• **DATA SUPPLIED**:
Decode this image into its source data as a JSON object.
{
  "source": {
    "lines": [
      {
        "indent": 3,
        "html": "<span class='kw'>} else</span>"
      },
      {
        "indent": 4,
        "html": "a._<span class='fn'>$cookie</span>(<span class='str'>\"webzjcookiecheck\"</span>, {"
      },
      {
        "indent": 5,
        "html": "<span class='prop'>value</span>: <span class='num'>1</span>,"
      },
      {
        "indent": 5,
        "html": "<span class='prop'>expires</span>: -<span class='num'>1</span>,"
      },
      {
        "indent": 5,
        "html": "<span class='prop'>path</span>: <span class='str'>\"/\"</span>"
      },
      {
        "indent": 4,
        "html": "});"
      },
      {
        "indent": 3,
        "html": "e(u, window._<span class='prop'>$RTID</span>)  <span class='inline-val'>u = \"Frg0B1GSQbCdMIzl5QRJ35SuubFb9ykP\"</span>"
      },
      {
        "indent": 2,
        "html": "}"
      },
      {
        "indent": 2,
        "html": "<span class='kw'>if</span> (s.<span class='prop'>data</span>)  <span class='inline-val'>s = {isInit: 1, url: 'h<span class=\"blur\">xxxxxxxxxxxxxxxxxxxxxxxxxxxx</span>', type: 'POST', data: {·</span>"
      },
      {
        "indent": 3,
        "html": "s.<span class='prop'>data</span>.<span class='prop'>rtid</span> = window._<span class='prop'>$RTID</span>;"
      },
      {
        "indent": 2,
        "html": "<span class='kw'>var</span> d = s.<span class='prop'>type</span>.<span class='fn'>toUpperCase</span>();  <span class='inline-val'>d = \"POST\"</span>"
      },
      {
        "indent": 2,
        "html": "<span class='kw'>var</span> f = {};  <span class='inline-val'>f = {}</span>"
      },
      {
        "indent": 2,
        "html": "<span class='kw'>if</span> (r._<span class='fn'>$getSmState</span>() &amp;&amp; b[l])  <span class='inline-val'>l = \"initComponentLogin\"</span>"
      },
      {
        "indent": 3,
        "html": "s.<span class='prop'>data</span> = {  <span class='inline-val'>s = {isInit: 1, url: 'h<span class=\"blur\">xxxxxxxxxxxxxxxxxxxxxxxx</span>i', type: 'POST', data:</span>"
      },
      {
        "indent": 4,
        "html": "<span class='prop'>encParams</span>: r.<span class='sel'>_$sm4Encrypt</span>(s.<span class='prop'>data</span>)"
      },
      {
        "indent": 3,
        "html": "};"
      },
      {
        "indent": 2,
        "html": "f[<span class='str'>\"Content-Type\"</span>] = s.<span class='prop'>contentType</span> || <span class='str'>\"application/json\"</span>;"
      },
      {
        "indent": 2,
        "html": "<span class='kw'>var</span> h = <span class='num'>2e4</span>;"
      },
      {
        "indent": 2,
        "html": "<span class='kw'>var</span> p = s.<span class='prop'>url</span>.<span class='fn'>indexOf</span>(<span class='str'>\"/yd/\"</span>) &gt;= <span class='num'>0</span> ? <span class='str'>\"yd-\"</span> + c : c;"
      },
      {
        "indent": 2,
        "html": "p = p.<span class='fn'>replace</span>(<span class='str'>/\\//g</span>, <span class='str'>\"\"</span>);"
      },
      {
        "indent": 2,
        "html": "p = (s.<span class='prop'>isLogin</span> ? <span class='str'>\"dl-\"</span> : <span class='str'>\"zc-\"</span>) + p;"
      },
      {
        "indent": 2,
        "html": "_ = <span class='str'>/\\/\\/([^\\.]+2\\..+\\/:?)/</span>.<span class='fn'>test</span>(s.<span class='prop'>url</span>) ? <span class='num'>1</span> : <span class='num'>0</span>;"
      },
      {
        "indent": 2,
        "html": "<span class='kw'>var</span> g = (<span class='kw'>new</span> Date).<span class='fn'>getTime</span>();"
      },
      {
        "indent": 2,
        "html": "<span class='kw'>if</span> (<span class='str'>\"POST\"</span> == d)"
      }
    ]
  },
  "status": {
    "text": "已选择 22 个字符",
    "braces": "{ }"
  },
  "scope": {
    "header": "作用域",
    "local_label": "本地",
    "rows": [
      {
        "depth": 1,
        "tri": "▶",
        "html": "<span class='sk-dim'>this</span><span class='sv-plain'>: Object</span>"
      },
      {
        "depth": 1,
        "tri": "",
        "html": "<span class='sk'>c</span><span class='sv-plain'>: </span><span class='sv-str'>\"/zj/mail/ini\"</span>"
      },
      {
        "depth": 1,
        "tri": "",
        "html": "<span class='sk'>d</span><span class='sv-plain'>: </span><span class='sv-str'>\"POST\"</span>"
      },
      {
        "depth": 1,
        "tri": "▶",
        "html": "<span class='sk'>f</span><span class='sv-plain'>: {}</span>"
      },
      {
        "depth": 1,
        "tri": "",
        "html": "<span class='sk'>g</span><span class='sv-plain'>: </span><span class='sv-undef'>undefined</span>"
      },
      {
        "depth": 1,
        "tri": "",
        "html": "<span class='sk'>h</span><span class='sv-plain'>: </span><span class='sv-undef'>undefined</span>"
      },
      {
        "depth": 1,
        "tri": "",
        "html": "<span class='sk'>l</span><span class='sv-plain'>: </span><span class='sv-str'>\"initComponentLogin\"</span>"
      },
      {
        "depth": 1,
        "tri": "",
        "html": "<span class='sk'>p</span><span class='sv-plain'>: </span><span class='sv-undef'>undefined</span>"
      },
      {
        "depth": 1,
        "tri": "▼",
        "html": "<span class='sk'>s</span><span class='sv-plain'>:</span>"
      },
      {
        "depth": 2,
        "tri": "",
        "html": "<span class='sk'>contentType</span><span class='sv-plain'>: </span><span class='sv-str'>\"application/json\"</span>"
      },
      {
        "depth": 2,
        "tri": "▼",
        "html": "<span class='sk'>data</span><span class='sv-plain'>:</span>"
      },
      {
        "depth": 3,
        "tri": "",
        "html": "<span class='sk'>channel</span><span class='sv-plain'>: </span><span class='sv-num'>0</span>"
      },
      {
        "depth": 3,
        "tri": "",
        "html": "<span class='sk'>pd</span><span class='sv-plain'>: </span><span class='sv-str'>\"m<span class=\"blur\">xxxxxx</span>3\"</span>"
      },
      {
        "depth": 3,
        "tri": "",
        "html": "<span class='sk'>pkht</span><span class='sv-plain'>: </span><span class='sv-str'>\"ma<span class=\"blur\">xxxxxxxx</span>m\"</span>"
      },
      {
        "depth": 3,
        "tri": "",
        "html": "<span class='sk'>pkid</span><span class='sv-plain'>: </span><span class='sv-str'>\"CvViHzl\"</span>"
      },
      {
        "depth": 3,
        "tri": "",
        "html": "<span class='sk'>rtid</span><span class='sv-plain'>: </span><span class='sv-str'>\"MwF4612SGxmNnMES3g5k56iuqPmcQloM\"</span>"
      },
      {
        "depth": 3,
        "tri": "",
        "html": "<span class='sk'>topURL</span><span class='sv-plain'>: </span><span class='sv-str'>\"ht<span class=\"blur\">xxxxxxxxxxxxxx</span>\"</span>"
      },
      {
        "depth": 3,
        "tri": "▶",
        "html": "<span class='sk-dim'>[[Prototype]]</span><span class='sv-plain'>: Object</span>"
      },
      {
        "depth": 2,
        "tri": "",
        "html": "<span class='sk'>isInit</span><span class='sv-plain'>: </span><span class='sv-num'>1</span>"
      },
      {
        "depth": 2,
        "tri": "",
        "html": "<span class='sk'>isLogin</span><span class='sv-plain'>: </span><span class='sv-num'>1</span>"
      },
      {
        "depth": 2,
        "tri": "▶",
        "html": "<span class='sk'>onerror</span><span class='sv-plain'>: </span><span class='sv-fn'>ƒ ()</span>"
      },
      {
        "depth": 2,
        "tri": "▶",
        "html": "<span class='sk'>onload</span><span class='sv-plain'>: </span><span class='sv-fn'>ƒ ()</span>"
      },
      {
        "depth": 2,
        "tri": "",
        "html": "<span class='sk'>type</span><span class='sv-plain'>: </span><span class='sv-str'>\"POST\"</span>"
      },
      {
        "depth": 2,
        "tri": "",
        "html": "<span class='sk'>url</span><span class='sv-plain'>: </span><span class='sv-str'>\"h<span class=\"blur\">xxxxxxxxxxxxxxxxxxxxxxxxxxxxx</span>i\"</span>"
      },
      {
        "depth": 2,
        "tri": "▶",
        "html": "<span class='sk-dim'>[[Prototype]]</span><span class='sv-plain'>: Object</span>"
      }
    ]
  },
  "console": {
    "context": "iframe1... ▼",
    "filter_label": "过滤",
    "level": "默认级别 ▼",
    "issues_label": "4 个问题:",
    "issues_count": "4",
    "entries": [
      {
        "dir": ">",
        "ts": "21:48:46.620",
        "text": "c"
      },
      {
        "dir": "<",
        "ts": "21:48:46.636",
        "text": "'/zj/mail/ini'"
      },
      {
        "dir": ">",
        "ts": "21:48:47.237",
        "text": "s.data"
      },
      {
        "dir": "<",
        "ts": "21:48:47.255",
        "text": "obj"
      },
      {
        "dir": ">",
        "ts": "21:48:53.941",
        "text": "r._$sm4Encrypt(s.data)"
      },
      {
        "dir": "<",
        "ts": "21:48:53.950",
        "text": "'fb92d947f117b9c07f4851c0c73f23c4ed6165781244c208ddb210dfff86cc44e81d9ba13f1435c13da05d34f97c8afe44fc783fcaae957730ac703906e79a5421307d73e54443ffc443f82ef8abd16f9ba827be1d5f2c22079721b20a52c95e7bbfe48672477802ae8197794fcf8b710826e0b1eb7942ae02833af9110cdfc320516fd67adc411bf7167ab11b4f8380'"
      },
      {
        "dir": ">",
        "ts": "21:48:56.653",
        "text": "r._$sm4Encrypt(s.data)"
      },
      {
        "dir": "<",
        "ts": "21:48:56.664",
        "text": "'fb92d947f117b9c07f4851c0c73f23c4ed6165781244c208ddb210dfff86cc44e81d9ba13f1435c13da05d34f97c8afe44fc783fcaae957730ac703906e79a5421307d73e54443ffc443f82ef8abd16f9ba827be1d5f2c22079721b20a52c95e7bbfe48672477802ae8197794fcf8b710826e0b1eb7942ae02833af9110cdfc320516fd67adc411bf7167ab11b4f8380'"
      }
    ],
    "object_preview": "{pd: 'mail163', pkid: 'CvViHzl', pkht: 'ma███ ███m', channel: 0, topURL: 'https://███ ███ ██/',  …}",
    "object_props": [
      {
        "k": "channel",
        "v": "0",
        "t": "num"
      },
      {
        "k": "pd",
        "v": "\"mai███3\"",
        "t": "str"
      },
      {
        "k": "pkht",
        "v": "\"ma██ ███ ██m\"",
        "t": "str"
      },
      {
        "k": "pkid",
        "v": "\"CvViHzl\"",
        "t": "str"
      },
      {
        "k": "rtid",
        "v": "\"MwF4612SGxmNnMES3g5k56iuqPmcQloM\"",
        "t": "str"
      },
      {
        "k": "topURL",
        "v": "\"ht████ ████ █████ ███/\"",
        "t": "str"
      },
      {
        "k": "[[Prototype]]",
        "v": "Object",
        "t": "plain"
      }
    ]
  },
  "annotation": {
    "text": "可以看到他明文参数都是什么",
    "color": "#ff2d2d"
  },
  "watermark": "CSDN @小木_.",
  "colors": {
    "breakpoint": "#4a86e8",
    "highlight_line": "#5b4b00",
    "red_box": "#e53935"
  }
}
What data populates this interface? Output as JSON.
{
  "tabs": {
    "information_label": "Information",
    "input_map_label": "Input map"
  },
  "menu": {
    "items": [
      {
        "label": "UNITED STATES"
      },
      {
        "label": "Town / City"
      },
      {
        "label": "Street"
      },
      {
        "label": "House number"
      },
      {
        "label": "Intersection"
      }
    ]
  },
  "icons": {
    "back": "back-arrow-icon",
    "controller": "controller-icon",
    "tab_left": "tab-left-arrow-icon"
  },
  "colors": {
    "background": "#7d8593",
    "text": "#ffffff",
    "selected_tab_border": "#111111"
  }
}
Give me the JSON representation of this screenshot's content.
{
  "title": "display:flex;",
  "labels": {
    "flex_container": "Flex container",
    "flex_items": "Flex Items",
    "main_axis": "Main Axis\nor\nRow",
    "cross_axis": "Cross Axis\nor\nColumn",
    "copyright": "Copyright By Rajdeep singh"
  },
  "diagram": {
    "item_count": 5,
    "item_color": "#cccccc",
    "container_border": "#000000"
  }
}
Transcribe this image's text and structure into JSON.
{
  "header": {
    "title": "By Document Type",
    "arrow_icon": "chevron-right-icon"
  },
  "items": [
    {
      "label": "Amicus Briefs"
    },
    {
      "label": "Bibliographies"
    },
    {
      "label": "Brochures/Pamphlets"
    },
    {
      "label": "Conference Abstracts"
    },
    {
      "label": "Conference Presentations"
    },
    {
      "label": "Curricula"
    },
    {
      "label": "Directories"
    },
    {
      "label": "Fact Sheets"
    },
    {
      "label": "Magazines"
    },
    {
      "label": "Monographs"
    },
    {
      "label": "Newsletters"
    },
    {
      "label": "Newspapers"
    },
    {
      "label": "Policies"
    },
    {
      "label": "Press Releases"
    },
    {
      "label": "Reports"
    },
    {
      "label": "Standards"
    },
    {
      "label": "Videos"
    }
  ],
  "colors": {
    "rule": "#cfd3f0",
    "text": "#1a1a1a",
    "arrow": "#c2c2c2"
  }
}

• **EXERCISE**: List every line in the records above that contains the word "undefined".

• **ANSWER FOR THE TASK**:
        "html": "<span class='sk'>g</span><span class='sv-plain'>: </span><span class='sv-undef'>undefined</span>"
        "html": "<span class='sk'>h</span><span class='sv-plain'>: </span><span class='sv-undef'>undefined</span>"
        "html": "<span class='sk'>p</span><span class='sv-plain'>: </span><span class='sv-undef'>undefined</span>"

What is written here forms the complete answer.